You need to be honest with yourself.
For anyone still carrying grudges.
It’s been said that kindness is the key to a long and successful marriage. And while its importance is indisputable, the ability to practice daily forgiveness can really be the defining factor in whether you make up or break up. So says a clinical psychologist I spoke to, who wishes to remain anonymous, and who has more than 30 years experience in couples and relationships counselling.
Of course, there are some things, like domestic violence and unfaithfulness, for example, which often can’t and shouldn’t be forgiven – definite deal breakers. It’s also important not to accept put-downs and cruel treatment – no one ever deserves that! But we’re talking here about relatively minor relationship disputes such as your husband/partner saying the wrong thing, forgetting something, being late and/or being inconsiderate and unkind at times.
After all, everyone makes mistakes, gets things wrong or says something that they later regret. So it is inevitable that our partners will do something to hurt, annoy or offend us from time-to-time. When this happens it’s totally normal and natural to get angry, but is it good to stay angry?
My psychologist contact says a big, resounding no! For prolonged anger can have significant negative impacts on our physical health and emotional well-being; the longer we feel angry the more damage is done. So, it’s vital we get over our anger as soon as possible and forgive our partner, she says.
“Whenever our partner makes a mistake, says the wrong thing or is lacking in tact and consideration, we feel resentful and angry. If we can’t forgive these slip-ups and each time hold onto the resentment and anger, we will eventually have such negative feelings towards our partner that any positive, loving emotions will be overwhelmed,” she says.
“An inability to forgive and let go of negative emotions will lead to resentment and dislike of one’s partner and could spell the end to a marriage. Conversely, being able to forgive and move on is absolutely essential to maintaining a happy marriage.”
So, how on earth do we mere mortals practise the art of forgiveness? Sometimes, the forgiving is really, really hard to do and it might take time to work through our thoughts and feelings. And, if you have a slightly overdeveloped sense of vengeance when someone really wrongs us – certainly one of my failings – it can seem impossible just to let it go and move on. However, move on we must – for the sake of our marriage.

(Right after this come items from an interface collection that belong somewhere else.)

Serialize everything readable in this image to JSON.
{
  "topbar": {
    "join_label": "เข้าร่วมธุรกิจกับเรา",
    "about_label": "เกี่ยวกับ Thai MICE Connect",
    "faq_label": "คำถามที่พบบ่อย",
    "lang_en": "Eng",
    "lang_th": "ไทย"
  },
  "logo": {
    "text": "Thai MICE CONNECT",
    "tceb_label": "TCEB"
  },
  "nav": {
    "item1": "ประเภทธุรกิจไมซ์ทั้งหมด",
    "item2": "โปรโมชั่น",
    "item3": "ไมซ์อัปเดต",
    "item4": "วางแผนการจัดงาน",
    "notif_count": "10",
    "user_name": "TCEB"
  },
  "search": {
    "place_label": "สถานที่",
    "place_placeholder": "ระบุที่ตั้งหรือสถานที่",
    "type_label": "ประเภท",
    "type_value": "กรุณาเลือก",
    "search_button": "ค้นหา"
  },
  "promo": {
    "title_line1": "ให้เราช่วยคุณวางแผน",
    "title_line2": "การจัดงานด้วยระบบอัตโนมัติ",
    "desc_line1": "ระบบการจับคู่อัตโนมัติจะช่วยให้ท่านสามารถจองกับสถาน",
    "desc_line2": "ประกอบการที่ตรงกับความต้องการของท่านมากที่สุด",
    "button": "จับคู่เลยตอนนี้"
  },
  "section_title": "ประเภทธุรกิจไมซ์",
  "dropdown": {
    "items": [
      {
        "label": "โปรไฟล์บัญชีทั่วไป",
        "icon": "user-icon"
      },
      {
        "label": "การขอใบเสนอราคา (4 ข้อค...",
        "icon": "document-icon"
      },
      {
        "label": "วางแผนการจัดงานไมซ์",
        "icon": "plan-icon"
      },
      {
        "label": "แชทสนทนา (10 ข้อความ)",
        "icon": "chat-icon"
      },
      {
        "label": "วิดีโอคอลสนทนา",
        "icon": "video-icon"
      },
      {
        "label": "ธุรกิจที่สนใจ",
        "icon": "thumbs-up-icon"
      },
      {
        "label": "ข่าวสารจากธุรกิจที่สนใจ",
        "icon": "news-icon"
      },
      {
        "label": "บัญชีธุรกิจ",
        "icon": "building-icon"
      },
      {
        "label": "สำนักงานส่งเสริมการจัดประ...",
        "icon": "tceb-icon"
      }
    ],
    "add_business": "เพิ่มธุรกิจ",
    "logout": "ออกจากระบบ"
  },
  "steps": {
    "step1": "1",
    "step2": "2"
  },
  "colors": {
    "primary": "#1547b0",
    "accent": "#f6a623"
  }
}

The psychologist says it’s all about perspective, baby. “After the initial feeling of hurt and venting of our anger, it is important to step back and carefully assess how important to you this issue is. Is it something you feel very strongly about, or is it something you can talk through and let go? If it’s the latter, calmly tell your partner how you feel and why, explain why what was said was hurtful and perhaps suggest a better way or saying what he/she said or did,” she says.
“If your partner is open to this and willing to talk the issue through, try and let it go and move on. How? Ask yourself how important the issue is in the great scheme of things. Will it matter tomorrow, next week, in 10 years? If not, there’s no point in holding on to it, let it go now.”
The psychologist’s top forgiveness tips include:
- Be firm with yourself; engage in some positive self-talk, reminding yourself it’s harmful to hold onto negative emotions.
- Imagine blowing all the anger and resentment into a balloon then letting it float away.
- Remind yourself of all the things you like and love about your beloved partner. Think about great times you’ve had together, places you’ve gone and feel-good things you’ve done together.
In addition, the psychologist advises us to carefully decide if the relationship dispute we have with our partner is small and deserving of forgiveness, or actually something seriously damaging to the relationship, which you can’t overlook and need to address.
If it’s the first instance, we should forgive quickly whenever we can; forgive and forget the unimportant things. This is because forgiveness is good for our emotional well-being and the health and viability of our relationship.
So, ladies, hopefully that anger and resentment are gone by now and you can go pash/hug your husband and forgive him for his many failings, just as you’d like to be forgiven for yours. He is but a man, after all…
What do you think? Do you find forgiveness hard?
Images via Brain Body Beauty, Mamas Health, Motivational Interviewing Montreal, ter4ng.wordpress.com